|Address:||San Polo 1977, 1978|
|Current use:||private, partially university|
A well conserved example of a two-familiy-palazzo of the 'gotico fiorito' with a six-light loggia in the second piano nobile, based on the Doge's Palace. The building was built before 1442, since a document proves that in said year Francesco Sforza was guest in the palazzo (terminus ante quem). As the widths of the loggia arches in the first and second piano nobile are not exactly equal, it was impossible to arrange them exactly one over another. The second piano nobile has four single windows in the wings with pendant-tracery.
The larger courtyards still has a partially original, but heavily restored stairway with small sculptures on the guardrail, leading via a platform to the portego of the second piano nobile. During the last restoration in 1998/99, some remnants of polychrome frescoes were recovered on the brick façade as well as a part of a segment-arch window in the water floor. According to the map by Jacopo de'Barbari we know that the water floor was originally lighted by such segment arch windows, and not by today's rectangular ones. Stylistically, the palace is related to the Palazzo Giustinian Faccanon and the Palazzo Brandolini d'Adda.
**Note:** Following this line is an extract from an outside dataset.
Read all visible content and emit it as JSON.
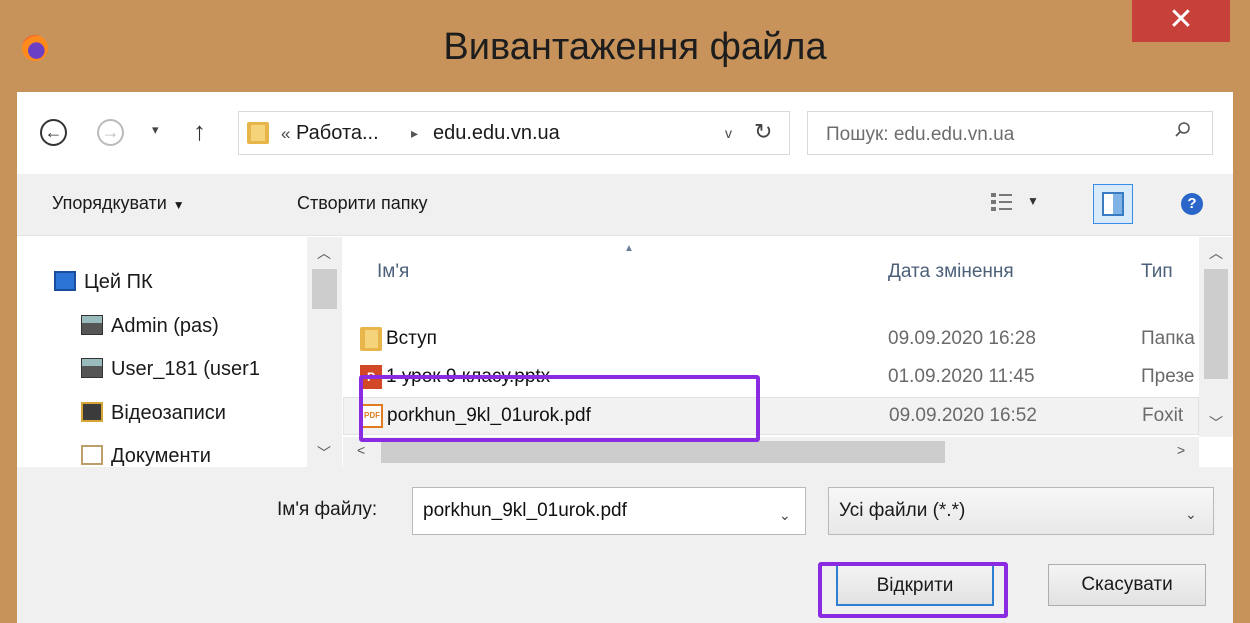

Until 1868, the palazzo remained property of the Bernardo family, which died out. The current owners of the second floor are the Avogadro degli Azzoni counts.
© 1999-2007 J.-Ch. Rößler
Venice architecture - palaces